Microsoft Translator is an artificial intelligence (AI) based text translation service on Azure and part of the cognitive services. Recently, the company announced that 12 new languages and dialects have been added to the service, meaning it can now translate between more than 100 languages and dialects.
More than 20 years ago, Microsoft started the machine translation project. In 2002 the Machine translation group, part of Microsoft AI and Research’s larger Speech and Language group, was created to break down language barriers and enable global communication for both written and spoken languages. They work on the Microsoft Translator APIused by various Microsoft products since 2006, including the Translate AI service in Azure.
Translator covers most spoken languages including English, Chinese, Hindi, Arabic and Spanish right from the start leveraging statistical machine translation (SMT) models. When AI started to evolve further, the company adopted neural machine translation (NMT) and further expanded its language library. And now with a new version of Bashkir, Dhivehi, Georgian, Kyrgyz, Macedonian, Mongolian (Cyrillic), Mongolian (Traditional), Tatar, Tibetan, Turkmen, Uyghur and Uzbek (Latin) translation languages spoken by 84.6 million people have been added. Moreover, the Optical character recognition (OCR) function is powered by the same AI models; thus, any written text can be absorbed and translated into any supported language.
The technology behind Translate’s upgrades is Microsoft’s multilingual AI model known as Z-Codepart of Microsoft XYZ Code Initiative to combine AI models. It combines multiple languages based on language families so models can learn from each other. Additionally, sharing linguistic elements between similar languages and transfer learning greatly reduces the amount of data needed for a good translation, making the process faster and more accurate.
Microsoft isn’t the only public cloud provider to offer a translation service that supports over 100 languages.

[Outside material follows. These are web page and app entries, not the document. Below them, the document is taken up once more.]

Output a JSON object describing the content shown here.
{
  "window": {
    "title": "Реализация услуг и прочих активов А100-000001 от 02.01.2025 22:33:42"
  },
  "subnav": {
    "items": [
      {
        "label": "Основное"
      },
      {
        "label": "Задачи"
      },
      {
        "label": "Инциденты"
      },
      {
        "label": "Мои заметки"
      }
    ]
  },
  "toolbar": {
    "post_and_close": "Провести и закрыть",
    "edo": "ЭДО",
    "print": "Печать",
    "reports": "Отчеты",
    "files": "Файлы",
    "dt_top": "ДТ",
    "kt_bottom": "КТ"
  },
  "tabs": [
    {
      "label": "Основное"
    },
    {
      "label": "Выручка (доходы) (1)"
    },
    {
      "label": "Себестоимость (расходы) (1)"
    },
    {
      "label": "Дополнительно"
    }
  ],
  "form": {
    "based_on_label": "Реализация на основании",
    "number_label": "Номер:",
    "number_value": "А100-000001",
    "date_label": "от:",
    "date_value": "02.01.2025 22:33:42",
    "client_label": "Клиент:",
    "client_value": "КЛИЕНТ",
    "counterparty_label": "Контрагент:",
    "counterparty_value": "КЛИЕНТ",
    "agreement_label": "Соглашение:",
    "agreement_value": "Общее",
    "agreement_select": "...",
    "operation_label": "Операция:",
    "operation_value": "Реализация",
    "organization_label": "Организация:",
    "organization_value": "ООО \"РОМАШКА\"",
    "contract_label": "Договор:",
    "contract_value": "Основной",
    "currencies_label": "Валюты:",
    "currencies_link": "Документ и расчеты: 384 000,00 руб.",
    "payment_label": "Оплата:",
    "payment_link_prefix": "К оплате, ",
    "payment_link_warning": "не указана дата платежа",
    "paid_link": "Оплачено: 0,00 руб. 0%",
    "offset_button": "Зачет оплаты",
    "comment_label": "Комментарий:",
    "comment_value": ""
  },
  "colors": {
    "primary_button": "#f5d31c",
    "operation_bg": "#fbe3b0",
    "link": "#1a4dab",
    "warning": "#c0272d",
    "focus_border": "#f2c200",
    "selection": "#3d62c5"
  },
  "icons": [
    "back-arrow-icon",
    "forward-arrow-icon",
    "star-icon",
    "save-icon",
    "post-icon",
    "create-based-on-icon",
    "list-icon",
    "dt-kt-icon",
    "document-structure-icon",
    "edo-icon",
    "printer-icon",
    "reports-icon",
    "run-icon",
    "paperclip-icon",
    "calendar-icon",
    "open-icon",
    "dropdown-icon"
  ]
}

Google Translate first achieved this milestone in February 2016. AWS, however, with Amazon Translationonly supports 71.
One hundred languages is a good step towards achieving our ambition that everyone can communicate regardless of the language they speak.
Not only are we celebrating what we’ve done in translation – reaching 100 languages - but also in speech and OCR. We want to remove language barriers.
The company says the service can now translate text and documents to and from languages natively spoken by 5.66 billion people worldwide (72% of the world’s population).